The imposing façade of Shah Cinema, Srinagar. The grand architecture of India’s surviving single-screens is evocative, Chaturvedi says, both for the grandeur it once represented and the unforgiving manner in which the world has moved on.(Photo by Hemant Chaturvedi)

6 / 8
One of his favourites, the unnamed cinema in the small town of Wadhwan in Gujarat is believed to have been India’s first open-air theatre. It was commissioned by the Maharaja of Wadhwan, soon after he watched the Lumière brothers work their magical cinématographe in Mumbai in 1896. This open-air theatre that it put on its first show in 1906.(Photo by Hemant Chaturvedi)
Updated on Jul 11, 2021 03:02 PM IST

One of his favourites, the unnamed cinema in the small town of Wadhwan in Gujarat is believed to have been India’s first open-air theatre. It was commissioned by the Maharaja of Wadhwan, soon after he watched the Lumière brothers work their magical cinématographe in Mumbai in 1896. This open-air theatre that it put on its first show in 1906.(Photo by Hemant Chaturvedi)

7 / 8
The Wadhwan cinema isn’t even a structure. It’s a stone wall, a large wooden gate and a small ticket window leading onto a large ground. It breaks his heart, Chaturvedi says, that so little of those times was preserved. (Photo by Hemant Chaturvedi)
Updated on Jul 11, 2021 03:02 PM IST

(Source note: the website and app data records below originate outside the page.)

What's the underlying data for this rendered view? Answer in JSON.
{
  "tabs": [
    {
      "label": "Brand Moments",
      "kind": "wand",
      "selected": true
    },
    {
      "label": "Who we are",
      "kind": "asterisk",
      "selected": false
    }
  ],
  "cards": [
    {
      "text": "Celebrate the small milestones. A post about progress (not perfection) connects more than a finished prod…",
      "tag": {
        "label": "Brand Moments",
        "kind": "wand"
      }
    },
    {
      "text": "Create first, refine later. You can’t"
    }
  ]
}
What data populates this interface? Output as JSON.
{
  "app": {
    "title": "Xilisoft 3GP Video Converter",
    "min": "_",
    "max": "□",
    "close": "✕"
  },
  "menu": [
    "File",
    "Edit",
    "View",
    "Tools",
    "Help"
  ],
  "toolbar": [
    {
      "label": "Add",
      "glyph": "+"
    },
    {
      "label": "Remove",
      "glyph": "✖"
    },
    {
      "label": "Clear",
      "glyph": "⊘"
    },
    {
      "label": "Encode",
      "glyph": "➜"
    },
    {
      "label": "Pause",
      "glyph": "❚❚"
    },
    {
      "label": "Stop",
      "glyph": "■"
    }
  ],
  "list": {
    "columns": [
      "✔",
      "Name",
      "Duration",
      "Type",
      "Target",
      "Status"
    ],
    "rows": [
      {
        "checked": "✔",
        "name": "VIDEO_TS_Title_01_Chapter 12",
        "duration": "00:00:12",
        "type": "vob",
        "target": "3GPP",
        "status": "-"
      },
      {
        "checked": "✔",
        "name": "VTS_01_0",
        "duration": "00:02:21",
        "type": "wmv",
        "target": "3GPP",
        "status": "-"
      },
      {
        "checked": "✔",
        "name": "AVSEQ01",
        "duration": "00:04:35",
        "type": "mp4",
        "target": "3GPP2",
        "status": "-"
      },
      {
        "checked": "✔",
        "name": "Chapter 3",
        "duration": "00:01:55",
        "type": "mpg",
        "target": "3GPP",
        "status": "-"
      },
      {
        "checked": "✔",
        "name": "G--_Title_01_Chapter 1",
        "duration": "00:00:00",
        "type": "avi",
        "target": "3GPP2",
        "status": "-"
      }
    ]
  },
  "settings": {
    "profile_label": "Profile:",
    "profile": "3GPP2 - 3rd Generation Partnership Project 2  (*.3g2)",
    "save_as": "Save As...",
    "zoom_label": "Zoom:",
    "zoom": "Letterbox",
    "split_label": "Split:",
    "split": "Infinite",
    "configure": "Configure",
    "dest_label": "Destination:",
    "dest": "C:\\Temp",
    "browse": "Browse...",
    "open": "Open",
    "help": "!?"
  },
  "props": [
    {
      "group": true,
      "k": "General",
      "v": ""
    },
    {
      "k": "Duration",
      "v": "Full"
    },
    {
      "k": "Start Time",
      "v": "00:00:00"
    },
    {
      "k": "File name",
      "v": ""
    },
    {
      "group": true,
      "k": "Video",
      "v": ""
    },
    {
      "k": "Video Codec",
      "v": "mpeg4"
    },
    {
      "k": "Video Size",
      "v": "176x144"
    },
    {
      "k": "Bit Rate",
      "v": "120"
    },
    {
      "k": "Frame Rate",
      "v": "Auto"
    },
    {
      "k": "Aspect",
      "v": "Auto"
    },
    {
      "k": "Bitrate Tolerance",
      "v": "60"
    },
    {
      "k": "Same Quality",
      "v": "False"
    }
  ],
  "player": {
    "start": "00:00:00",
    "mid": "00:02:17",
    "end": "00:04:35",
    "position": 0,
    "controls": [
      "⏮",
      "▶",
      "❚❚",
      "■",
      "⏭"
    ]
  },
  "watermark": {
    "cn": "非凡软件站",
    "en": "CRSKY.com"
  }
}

The Wadhwan cinema isn’t even a structure. It’s a stone wall, a large wooden gate and a small ticket window leading onto a large ground. It breaks his heart, Chaturvedi says, that so little of those times was preserved. (Photo by Hemant Chaturvedi)

8 / 8
Hemant Chaturvedi on the road. He’s planning a coffee-table book on his Single Screen Cinemas Project. In addition to photographs, it will contain stories and anecdotes from owners, ushers, security guards. That way at least the stories will live on, he says.(Photo by Sandeep Rai)
Updated on Jul 11, 2021 03:02 PM IST

Hemant Chaturvedi on the road. He’s planning a coffee-table book on his Single Screen Cinemas Project. In addition to photographs, it will contain stories and anecdotes from owners, ushers, security guards. That way at least the stories will live on, he says.(Photo by Sandeep Rai)

SHARE
Story Saved
×
Saved Articles
Following
My Reads
Sign out
New Delhi 0C
Sunday, May 22, 2022